While it’s no secret that the Trump administration faces an unprecedented amount of conflicting interests due to a bevy of former business dealings by the current president, when senior adviser Kellyanne Conway provided a “free commercial” for Ivanka Trump’s clothing line on Fox News last week, it provided one of the largest missteps from the administration to date. So bad in fact, that the chairmen of the Office of Government Ethics, Republican Jason Chaffetz, stated that her comments were “wrong, wrong, wrong” and “clearly over the line.”
These comments caused such an uproar from the public that the Office of Government Ethics website was down for a few days due to “an extraordinary volume of contacts from citizens about recent events” according to their twitter account. The website, which had 300,000 page requests in all of 2016, has already surpassed 5 million this year amid recent events.

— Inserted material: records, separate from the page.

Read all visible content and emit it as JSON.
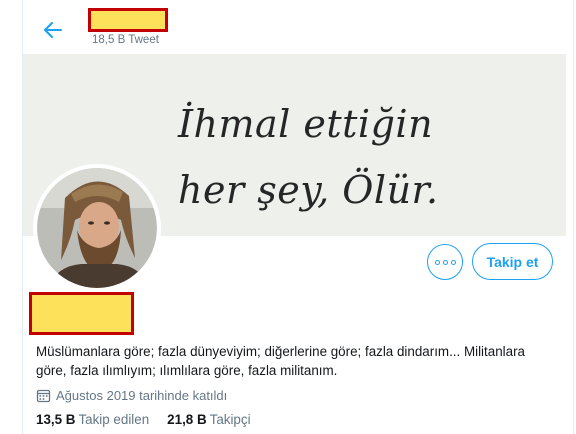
{
  "header": {
    "tweet_count": "18,5 B Tweet"
  },
  "banner": {
    "line1": "İhmal ettiğin",
    "line2": "her şey, Ölür."
  },
  "profile": {
    "bio": "Müslümanlara göre; fazla dünyeviyim; diğerlerine göre; fazla dindarım... Militanlara göre, fazla ılımlıyım; ılımlılara göre, fazla militanım.",
    "joined": "Ağustos 2019 tarihinde katıldı",
    "following_count": "13,5 B",
    "following_label": "Takip edilen",
    "followers_count": "21,8 B",
    "followers_label": "Takipçi"
  },
  "actions": {
    "follow_label": "Takip et"
  },
  "colors": {
    "accent": "#1da1f2",
    "secondary_text": "#657786",
    "redaction_fill": "#fde15a",
    "redaction_border": "#c20000"
  },
  "icons": {
    "back": "arrow-left-icon",
    "more": "more-horizontal-icon",
    "calendar": "calendar-icon"
  }
}
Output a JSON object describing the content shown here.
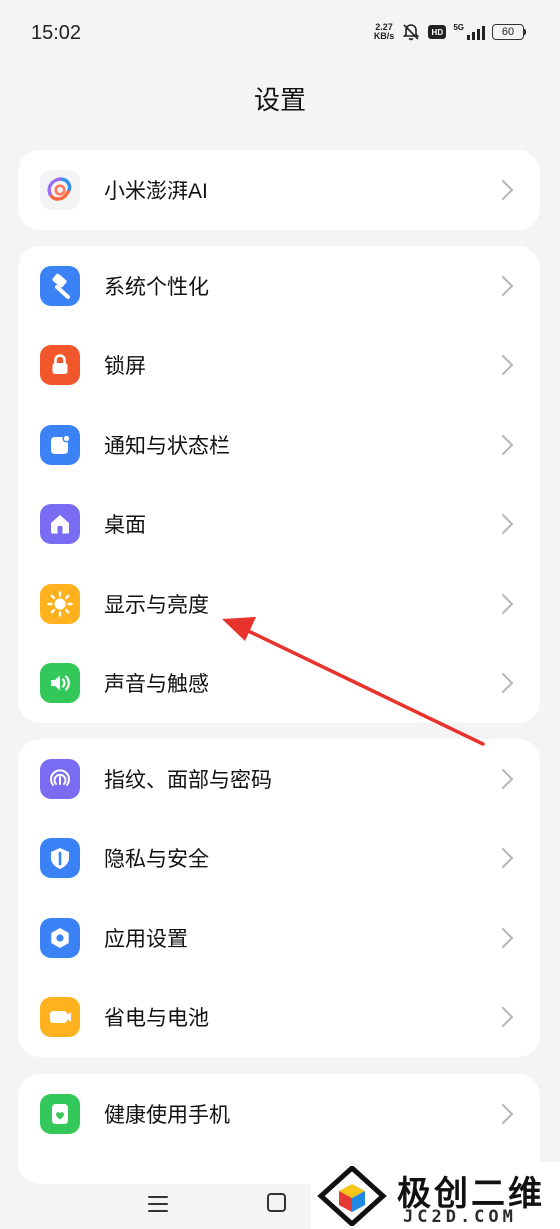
{
  "status_bar": {
    "time": "15:02",
    "net_speed_value": "2.27",
    "net_speed_unit": "KB/s",
    "hd_label": "HD",
    "signal_label": "5G",
    "battery_level": "60"
  },
  "page_title": "设置",
  "groups": [
    {
      "items": [
        {
          "label": "小米澎湃AI",
          "icon": "hyperai-icon"
        }
      ]
    },
    {
      "items": [
        {
          "label": "系统个性化",
          "icon": "paintbrush-icon",
          "color": "#3b82f6"
        },
        {
          "label": "锁屏",
          "icon": "lock-icon",
          "color": "#f2572b"
        },
        {
          "label": "通知与状态栏",
          "icon": "notification-icon",
          "color": "#3b82f6"
        },
        {
          "label": "桌面",
          "icon": "home-icon",
          "color": "#7a6cf2"
        },
        {
          "label": "显示与亮度",
          "icon": "sun-icon",
          "color": "#ffb21e"
        },
        {
          "label": "声音与触感",
          "icon": "speaker-icon",
          "color": "#34c759"
        }
      ]
    },
    {
      "items": [
        {
          "label": "指纹、面部与密码",
          "icon": "fingerprint-icon",
          "color": "#7a6cf2"
        },
        {
          "label": "隐私与安全",
          "icon": "privacy-shield-icon",
          "color": "#3b82f6"
        },
        {
          "label": "应用设置",
          "icon": "app-settings-icon",
          "color": "#3b82f6"
        },
        {
          "label": "省电与电池",
          "icon": "battery-icon",
          "color": "#ffb21e"
        }
      ]
    },
    {
      "items": [
        {
          "label": "健康使用手机",
          "icon": "digital-wellbeing-icon",
          "color": "#34c759"
        }
      ]
    }
  ],
  "watermark": {
    "title": "极创二维",
    "subtitle": "JC2D.COM"
  },
  "annotation": {
    "arrow_color": "#e8322c",
    "points_to": "显示与亮度"
  }
}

Since using a government position to advertise a product or service seems like it should be illegal, we have compiled an easy list for reference concerning the Federal Employee Standards of Conduct.
Gifts from Outside Sources
Government employees are not allowed to solicit or receive gifts that are given based on their position, as a way of protecting against bribes. They are allowed to receive unsolicited gifts that do not exceed $50 in calendar year from single source and this excludes free attendance at widely attended gatherings such as a conference, and the cost of provided food and refreshments. Gifts motivated by a family or personal relationship, outside the lines of government or business, are also allowed.
Gifts Between Employees
Similar to gifts from outside sources, accepting a gift from another employee is also prohibited. Exceptions to this rule include being personal friends who are not in a superior-subordinate relationship, food and refreshments shared at the office, personal hospitality at a home residence, birthdays, or infrequent occasions of special significance such as a wedding or retirement.
Conflicting Financial Interests
A person cannot participate in an official government capacity if they have conflicting financial interests that involve their spouse, children, employer, or anyone else that would receive special monetary gain. For example, an employee could not purchase government supplies from a company owned by their spouse or child.
Impartially Performing Duties
Government employees cannot engage in duties that would make them seem impartial. Similar to conflicting financial interests, this involves relationships or contracts that are likely to have a financial effect. This provision also dictates that former employees of a party who received $10,000 or more prior to entering the service of the government cannot participate in matters involving that party for two years. A routine severance payment does not count towards this threshold.
Seeking Other Employment
If a government employee is seeking employment outside of the government, they are prohibited from participating in matters that would have a direct financial impact on the company from which they are seeking employment. However, “seeking employment” refers more to employment negotiations than an actual search. For example, requesting a job application does not constitute seeking employment, whereas sending in a resume does. This ban is in effect until discussions end or the possibility of employment is rejected.
Misuse of Position
This subpart dictates that public office cannot be used not only for private gain, but for the gain of friends, relatives, or people who they are affiliated with in a non-government capacity. This section also goes a step further to say that the endorsement of any product, service, or enterprise is also illegal. Furthermore, engaging in transactions involving information that is not available to the public or using official time for anything other than elected duties is also considered a misuse of position. Under these terms, Kellyanne Conway was in clear violation of the law.
This subsection provides guidelines on how individual agencies must require employees to get approval for outside activities such as receiving outside income, fundraising, and receiving compensation for speaking or writing outside of regular duties. It also prohibits the employee from serving as an expert witness in cases that involve direct US interests, unless it is on behalf of the US government.
This Isn’t the First Time
Even though most of these seem fairly straight forward, this is not the first time that the Trump Administration has made questionable decisions involving ethics. For example, on January 12 of this year, President Trump himself promoted the brand L.L. Bean via twitter, a company that had donated thousands of dollars to a PAC supporting his campaign:
Thank you to Linda Bean of L.L.Bean for your great support and courage. People will support you even more now. Buy L.L.Bean. @LBPerfectMaine
— Donald J. Trump (@realDonaldTrump) January 12, 2017
Late last year, Eric and Donald Jr., as directors of a nonprofit organization, were reportedly offering access to Mr. Trump for $500,000 in the form of a private reception and photo opportunity, in addition to a multi-day hunting and fishing excursion. Since then, the Trump team has walked back and denied any involvement in the organization on behalf of the sons. More currently, the Department of Defense is looking to rent out space in Trump Tower, which is still owned by the Trump Organization, to the tune of $1.5 million a year.
Regardless of your political beliefs, it’s clear that the current administration is tiptoeing the line on Federal Law, and if the beginning of this year is any indication, the Office of Government Ethics will have its hands full over the next four years.